Red Beans & Rice and other Creole recipes.
Beignet (bane-yea) -- Sweet, square doughnuts that are heavily sprinkled
with powdered sugar.
Boudin (boo-dan) -- Hot, spicy sausage that has pork, onions, rice,
and herbs mixed together.
Cafe Au Lait (caf-ay oh-lay) -- A half and half mixture of hot coffee
and hot milk.
Chicory (chick-ory) -- An herb that is dried, ground, roasted and used
to flavor New Orleans coffee.
Crawfish -- Locally known as Mudbugs. Served in many different New
Orleans dishes. Only the tail of the crawfish is eaten.
Dirty Rice -- Pan-fried leftover cooked rice sautéed with green
peppers, onion, celery and giblets.
Etoufee (ay-too-fay) -- A tangy tomato-based sauce. Etoufee is used
in many New Orleans dishes.
Grillades (gree-yads) -- Squares of broiled beef or veal.
Grits -- Coarsely ground hominy grain. Looks like mashed potatoes,
but tastes like corn.
Gumbo -- A thick, mostly okra-based soup that is poured over cooked
rice. There are many different types of gumbo, including, Chicken Gumbo,
Shrimp Gumbo, and Crawfish Gumbo.
Jambalaya (jum-bo-lie-yah) -- Tomatoes, cooked rice, ham, andouille,
chicken, celery, onions and seasonings. Similar to paella.
Muffuletta -- A huge, round sandwich consisting of ham, salami, and
other meats, cheese, pickles, and olive salad.
Praline (praw-leen) -- A New Orleans candy. Flat and sweet, it is made
of sugar, water, and pecans.
Po-Boy -- A large sandwich served on French bread. Po-Boys can be stuffed
with fried oysters, fried shrimp, roast beef and gravy, softshell crabs,
turkey, or hot sausage.
Red Beans & Rice -- Red Kidney beans mixed with rice, seasonings,
spices and (andouille) sausage. Traditionally, Red Beans and Rice was
served on Mondays, because Monday was wash day, and the Red Beans could
simmer and cook all day without attention.
Thanks to http://www.alanet.com for their food dictionary. And a special

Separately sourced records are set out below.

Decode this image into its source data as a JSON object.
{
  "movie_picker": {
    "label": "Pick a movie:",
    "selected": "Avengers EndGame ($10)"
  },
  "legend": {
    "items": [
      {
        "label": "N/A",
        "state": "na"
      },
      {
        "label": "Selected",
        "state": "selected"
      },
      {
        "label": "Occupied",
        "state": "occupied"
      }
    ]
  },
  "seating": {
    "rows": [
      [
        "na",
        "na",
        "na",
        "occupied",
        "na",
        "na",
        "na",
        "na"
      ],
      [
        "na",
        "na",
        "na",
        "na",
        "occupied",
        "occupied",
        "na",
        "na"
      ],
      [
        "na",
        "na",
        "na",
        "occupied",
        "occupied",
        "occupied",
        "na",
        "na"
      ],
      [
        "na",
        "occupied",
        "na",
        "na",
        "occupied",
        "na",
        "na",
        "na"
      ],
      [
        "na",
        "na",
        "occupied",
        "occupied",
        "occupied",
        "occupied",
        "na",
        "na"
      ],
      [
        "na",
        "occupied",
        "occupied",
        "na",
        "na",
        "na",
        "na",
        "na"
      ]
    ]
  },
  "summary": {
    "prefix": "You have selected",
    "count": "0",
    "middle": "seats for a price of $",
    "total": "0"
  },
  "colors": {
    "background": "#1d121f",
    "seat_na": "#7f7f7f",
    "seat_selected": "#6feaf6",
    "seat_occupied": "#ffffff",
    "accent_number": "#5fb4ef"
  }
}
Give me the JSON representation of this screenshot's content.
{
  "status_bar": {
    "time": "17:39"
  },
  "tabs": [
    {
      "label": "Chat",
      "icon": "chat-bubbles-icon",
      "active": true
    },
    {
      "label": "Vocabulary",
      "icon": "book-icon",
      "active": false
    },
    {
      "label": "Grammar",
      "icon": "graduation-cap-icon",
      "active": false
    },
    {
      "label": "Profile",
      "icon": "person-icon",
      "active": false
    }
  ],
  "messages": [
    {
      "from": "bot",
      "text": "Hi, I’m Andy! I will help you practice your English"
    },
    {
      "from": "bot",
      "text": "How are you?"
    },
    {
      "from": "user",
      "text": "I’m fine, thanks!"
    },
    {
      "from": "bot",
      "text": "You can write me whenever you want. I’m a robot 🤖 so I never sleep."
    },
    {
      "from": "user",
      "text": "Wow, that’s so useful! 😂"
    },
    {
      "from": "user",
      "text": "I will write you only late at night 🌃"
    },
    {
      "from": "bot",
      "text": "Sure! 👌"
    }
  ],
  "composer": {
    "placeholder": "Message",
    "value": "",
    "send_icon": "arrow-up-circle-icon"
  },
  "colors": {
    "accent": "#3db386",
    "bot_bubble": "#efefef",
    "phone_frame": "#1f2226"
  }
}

thank you to Jack Schatz who wrote me a long e-mail about all the great
food and restaurants in New Orleans. Look out Zagats, here comes Jack